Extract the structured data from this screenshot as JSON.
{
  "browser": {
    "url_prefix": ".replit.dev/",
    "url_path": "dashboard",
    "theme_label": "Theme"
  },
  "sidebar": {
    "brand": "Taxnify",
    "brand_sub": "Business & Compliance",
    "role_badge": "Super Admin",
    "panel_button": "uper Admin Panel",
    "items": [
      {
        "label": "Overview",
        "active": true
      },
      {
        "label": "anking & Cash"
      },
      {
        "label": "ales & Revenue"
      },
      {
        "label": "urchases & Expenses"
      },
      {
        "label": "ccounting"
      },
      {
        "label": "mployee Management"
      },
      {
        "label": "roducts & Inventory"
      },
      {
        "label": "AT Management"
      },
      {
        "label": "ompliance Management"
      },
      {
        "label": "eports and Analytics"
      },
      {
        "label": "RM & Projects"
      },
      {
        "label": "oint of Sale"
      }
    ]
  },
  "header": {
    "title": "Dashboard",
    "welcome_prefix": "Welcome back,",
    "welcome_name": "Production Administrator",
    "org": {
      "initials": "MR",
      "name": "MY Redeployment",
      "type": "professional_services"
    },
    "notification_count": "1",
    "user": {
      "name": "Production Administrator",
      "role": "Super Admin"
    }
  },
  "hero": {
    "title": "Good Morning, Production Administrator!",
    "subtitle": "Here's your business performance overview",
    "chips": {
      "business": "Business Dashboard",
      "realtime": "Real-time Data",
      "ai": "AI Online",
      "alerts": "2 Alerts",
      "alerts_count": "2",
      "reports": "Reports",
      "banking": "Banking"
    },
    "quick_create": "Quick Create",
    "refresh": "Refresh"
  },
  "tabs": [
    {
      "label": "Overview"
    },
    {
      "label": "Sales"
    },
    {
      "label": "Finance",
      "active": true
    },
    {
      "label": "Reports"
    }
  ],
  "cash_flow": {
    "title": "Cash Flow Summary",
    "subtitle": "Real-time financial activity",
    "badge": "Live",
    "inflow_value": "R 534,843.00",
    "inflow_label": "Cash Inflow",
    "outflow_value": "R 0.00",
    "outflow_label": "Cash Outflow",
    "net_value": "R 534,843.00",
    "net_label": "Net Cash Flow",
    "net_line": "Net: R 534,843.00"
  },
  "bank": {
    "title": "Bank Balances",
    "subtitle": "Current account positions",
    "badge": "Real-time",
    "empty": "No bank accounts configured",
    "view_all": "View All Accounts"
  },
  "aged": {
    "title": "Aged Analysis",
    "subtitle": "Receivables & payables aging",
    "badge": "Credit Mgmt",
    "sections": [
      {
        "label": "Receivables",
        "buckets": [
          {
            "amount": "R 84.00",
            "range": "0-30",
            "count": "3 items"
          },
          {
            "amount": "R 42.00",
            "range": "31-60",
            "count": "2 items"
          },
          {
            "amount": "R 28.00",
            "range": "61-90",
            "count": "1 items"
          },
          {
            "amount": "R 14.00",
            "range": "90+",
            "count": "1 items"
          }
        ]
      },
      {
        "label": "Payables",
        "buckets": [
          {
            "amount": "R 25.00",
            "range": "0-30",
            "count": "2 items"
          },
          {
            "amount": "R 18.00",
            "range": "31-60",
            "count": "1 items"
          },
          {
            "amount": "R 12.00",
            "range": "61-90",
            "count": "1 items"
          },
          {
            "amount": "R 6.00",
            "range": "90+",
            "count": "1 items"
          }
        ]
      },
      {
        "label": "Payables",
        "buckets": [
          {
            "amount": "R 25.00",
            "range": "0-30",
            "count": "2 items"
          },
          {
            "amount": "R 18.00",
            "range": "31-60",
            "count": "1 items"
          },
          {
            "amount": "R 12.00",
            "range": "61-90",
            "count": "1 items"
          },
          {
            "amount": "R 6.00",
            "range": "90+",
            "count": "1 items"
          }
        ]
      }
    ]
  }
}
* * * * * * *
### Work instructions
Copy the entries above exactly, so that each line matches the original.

### Response area
Extract the structured data from this screenshot as JSON.
{
  "browser": {
    "url_prefix": ".replit.dev/",
    "url_path": "dashboard",
    "theme_label": "Theme"
  },
  "sidebar": {
    "brand": "Taxnify",
    "brand_sub": "Business & Compliance",
    "role_badge": "Super Admin",
    "panel_button": "uper Admin Panel",
    "items": [
      {
        "label": "Overview",
        "active": true
      },
      {
        "label": "anking & Cash"
      },
      {
        "label": "ales & Revenue"
      },
      {
        "label": "urchases & Expenses"
      },
      {
        "label": "ccounting"
      },
      {
        "label": "mployee Management"
      },
      {
        "label": "roducts & Inventory"
      },
      {
        "label": "AT Management"
      },
      {
        "label": "ompliance Management"
      },
      {
        "label": "eports and Analytics"
      },
      {
        "label": "RM & Projects"
      },
      {
        "label": "oint of Sale"
      }
    ]
  },
  "header": {
    "title": "Dashboard",
    "welcome_prefix": "Welcome back,",
    "welcome_name": "Production Administrator",
    "org": {
      "initials": "MR",
      "name": "MY Redeployment",
      "type": "professional_services"
    },
    "notification_count": "1",
    "user": {
      "name": "Production Administrator",
      "role": "Super Admin"
    }
  },
  "hero": {
    "title": "Good Morning, Production Administrator!",
    "subtitle": "Here's your business performance overview",
    "chips": {
      "business": "Business Dashboard",
      "realtime": "Real-time Data",
      "ai": "AI Online",
      "alerts": "2 Alerts",
      "alerts_count": "2",
      "reports": "Reports",
      "banking": "Banking"
    },
    "quick_create": "Quick Create",
    "refresh": "Refresh"
  },
  "tabs": [
    {
      "label": "Overview"
    },
    {
      "label": "Sales"
    },
    {
      "label": "Finance",
      "active": true
    },
    {
      "label": "Reports"
    }
  ],
  "cash_flow": {
    "title": "Cash Flow Summary",
    "subtitle": "Real-time financial activity",
    "badge": "Live",
    "inflow_value": "R 534,843.00",
    "inflow_label": "Cash Inflow",
    "outflow_value": "R 0.00",
    "outflow_label": "Cash Outflow",
    "net_value": "R 534,843.00",
    "net_label": "Net Cash Flow",
    "net_line": "Net: R 534,843.00"
  },
  "bank": {
    "title": "Bank Balances",
    "subtitle": "Current account positions",
    "badge": "Real-time",
    "empty": "No bank accounts configured",
    "view_all": "View All Accounts"
  },
  "aged": {
    "title": "Aged Analysis",
    "subtitle": "Receivables & payables aging",
    "badge": "Credit Mgmt",
    "sections": [
      {
        "label": "Receivables",
        "buckets": [
          {
            "amount": "R 84.00",
            "range": "0-30",
            "count": "3 items"
          },
          {
            "amount": "R 42.00",
            "range": "31-60",
            "count": "2 items"
          },
          {
            "amount": "R 28.00",
            "range": "61-90",
            "count": "1 items"
          },
          {
            "amount": "R 14.00",
            "range": "90+",
            "count": "1 items"
          }
        ]
      },
      {
        "label": "Payables",
        "buckets": [
          {
            "amount": "R 25.00",
            "range": "0-30",
            "count": "2 items"
          },
          {
            "amount": "R 18.00",
            "range": "31-60",
            "count": "1 items"
          },
          {
            "amount": "R 12.00",
            "range": "61-90",
            "count": "1 items"
          },
          {
            "amount": "R 6.00",
            "range": "90+",
            "count": "1 items"
          }
        ]
      },
      {
        "label": "Payables",
        "buckets": [
          {
            "amount": "R 25.00",
            "range": "0-30",
            "count": "2 items"
          },
          {
            "amount": "R 18.00",
            "range": "31-60",
            "count": "1 items"
          },
          {
            "amount": "R 12.00",
            "range": "61-90",
            "count": "1 items"
          },
          {
            "amount": "R 6.00",
            "range": "90+",
            "count": "1 items"
          }
        ]
      }
    ]
  }
}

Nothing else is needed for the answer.